HUMAN RIGHTS PROGRAM

The Human Rights Program is a confidential program that deals with discrimination, sexual harassment and general harassment complaints. Our processes are complainant driven, confidential and available to all members of the McMaster community. As a neutral office, EIO maintains a duty of fairness to all parties involved in the complaint process. 

MEETING WITH A SENIOR HUMAN RIGHTS OFFICER (SHRO)

The SHRO will listen to your concerns in confidence and discuss your options with you. Your concerns will not be discussed outside of our office unless we have your express consent to do so. The policy sets out the following exceptions:

a) if the health and/or safety of an individual or group may be at risk; or

b) if the University is subject to legal proceedings that in the opinion of the Provost and VicePresident (Academic) or the Vice-President (Administration), (in consultation with the President) require the disclosure of information; or 

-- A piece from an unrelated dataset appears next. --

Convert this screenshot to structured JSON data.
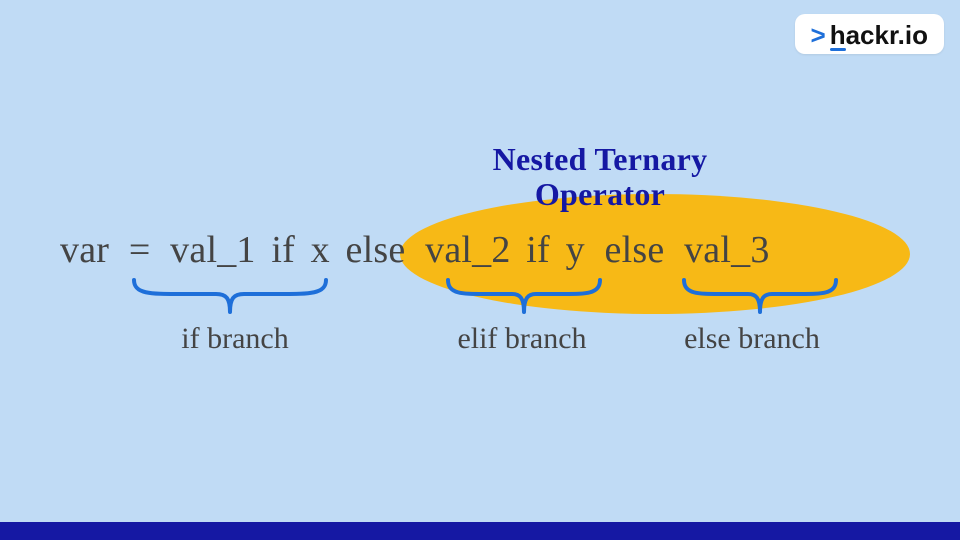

c) if disclosure of information is required at law, e.g. as required by the Occupational Health and Safety Act.


As a neutral office at McMaster University, EIO is available to:

  • Discuss concerns relating to discrimination, sexual harassment, harassment and bullying; and
  • Provide you with options for informal and formal resolution.


Our Senior Human Rights Officers are available by appointment to meet in person.  Appointments may be booked by
phone, email or in person here.

COMPLAINTS

Types of Complaints 

EIO administers the University's Policy on Policy on Discrimination and Harassment: Prevention & Response (PODH), and Accessibility policies. 

A resource is available for raising a concern and providing assistance to someone raising a concern under the PODH Policy: http://www.mcmaster.ca/respectfulcommunity/


To discuss options under these policies, .

 

Anonymity

While it is possible to raise a concern without giving us your name, these are very difficult to act upon since there is no identifiable complainant.
 

Initiating a Complaint

Students, staff, faculty and visitors to campus may initiate complaints within 12 months of the last incident.

What to do if you are named in a Complaint under the DHSH Policy

If you are named as a Respondent in a complaint, you should know that a complaint contains allegations, and is not itself a finding of fault or wrongdoing on your part. A complaint is the initial step in a process for determining both perspectives on the matter and working towards a resolution that is suitable to all parties. A complaint is a view of events from the perspective of the Complainant, and as a Respondent, you have an opportunity to provide your own version of events. 

University as Complainant

In some cases, the Office receives repeated allegations against the same person but none of the persons is willing to be named as a complainant. In such cases, EIO may recommend that the University proceed with a complaint against the respondent.

  

For further information about any human rights related matter, please do not hesitate to Contact Us.